This blog-post from Prof. Mick Cooper has been published on the website of Pluralistic Practice. It begins:
“Over the past few years, a team of us have been working together to bring together all the datasets on the Cooper-Norcross Inventory of Preferences (C-NIP). The tool was developed by John Norcross and myself to support the assessment of clients’ preferences for therapy–a key part of pluralistic practice. The C-NIP consists of 18 ‘bipolar’ items scored on seven-point scales ranging from 3 (strong preference in one direction) to −3 (strong preference in the opposite direction), with 0 indicating no or equal preference. There are four scales measuring preference for (a) therapist directiveness versus client directiveness, (b) emotional intensity versus emotional reserve, (c) past orientation versus present orientation, and (d) warm support versus focused challenge. The measure also contains several open-ended items regarding clients other preferences (e.g., therapists’ gender, theoretical orientation, and length of therapy). The measure has been translated into over ten different languages now and is freely available at c-nip.net , where there’s also an option of completing an extended version online.

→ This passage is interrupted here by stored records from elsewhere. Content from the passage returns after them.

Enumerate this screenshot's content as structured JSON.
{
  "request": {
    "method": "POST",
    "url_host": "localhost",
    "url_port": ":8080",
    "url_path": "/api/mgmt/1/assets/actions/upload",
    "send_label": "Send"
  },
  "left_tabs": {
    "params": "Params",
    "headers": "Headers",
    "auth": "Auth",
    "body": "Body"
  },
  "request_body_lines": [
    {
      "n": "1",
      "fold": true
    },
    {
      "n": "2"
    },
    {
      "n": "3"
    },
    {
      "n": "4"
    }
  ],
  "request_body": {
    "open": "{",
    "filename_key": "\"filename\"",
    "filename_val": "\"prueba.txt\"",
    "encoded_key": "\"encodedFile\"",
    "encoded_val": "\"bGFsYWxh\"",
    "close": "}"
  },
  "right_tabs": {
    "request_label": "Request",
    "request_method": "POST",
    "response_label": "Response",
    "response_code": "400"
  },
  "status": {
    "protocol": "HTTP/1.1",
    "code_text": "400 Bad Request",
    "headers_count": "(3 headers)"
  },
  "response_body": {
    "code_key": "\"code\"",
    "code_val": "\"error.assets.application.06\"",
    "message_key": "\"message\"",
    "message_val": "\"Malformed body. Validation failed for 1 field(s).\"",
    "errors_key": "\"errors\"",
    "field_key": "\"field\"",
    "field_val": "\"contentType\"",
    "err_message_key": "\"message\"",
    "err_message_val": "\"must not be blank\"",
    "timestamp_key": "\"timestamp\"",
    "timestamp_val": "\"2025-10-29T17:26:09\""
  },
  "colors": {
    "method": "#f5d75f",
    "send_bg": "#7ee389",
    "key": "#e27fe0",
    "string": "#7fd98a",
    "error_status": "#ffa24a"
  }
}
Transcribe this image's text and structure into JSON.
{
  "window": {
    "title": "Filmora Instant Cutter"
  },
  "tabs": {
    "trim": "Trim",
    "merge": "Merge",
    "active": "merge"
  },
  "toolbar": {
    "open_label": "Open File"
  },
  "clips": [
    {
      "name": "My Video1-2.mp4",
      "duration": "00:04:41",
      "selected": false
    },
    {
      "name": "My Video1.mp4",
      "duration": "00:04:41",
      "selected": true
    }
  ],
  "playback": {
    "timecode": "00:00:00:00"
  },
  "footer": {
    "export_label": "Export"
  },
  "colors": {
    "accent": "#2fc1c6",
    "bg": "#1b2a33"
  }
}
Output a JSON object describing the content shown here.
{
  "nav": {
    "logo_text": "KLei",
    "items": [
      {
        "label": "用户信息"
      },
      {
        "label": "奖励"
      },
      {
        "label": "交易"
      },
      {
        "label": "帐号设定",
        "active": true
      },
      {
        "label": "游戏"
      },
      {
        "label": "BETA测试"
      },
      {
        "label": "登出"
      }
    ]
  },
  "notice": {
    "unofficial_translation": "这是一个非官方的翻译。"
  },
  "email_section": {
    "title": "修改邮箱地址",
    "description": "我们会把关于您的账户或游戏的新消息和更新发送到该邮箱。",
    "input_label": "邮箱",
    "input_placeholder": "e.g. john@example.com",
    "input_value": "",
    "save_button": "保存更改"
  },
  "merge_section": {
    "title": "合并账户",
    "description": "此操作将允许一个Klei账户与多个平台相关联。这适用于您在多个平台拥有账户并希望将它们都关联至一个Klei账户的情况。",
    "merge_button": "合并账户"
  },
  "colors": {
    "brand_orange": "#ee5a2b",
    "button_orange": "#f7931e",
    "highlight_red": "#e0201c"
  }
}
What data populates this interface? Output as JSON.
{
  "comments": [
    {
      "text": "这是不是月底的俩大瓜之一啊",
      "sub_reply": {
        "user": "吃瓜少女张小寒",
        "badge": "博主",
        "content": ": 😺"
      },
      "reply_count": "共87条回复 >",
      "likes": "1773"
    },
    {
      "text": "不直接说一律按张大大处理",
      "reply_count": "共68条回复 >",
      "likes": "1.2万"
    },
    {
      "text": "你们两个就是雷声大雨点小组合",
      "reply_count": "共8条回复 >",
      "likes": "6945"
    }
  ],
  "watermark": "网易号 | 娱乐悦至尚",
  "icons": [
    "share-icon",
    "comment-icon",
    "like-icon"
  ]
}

Our project was led by Tomáš Řiháček at Masaryk University, Brno, with Hynek Cígler, Gina di Malta, and Zhuang She also involved, along with John and myself. We wanted to see if the measure was consistent across different countries, and also whether the different scales would stand up to rigorous statistical analysis. In particular, as a measure, it is important that the scales are consistent across different items, indicating that the scales are robustly measuring the dimensions they are supposed to …”
You can read more – and find a link to the published paper – from here.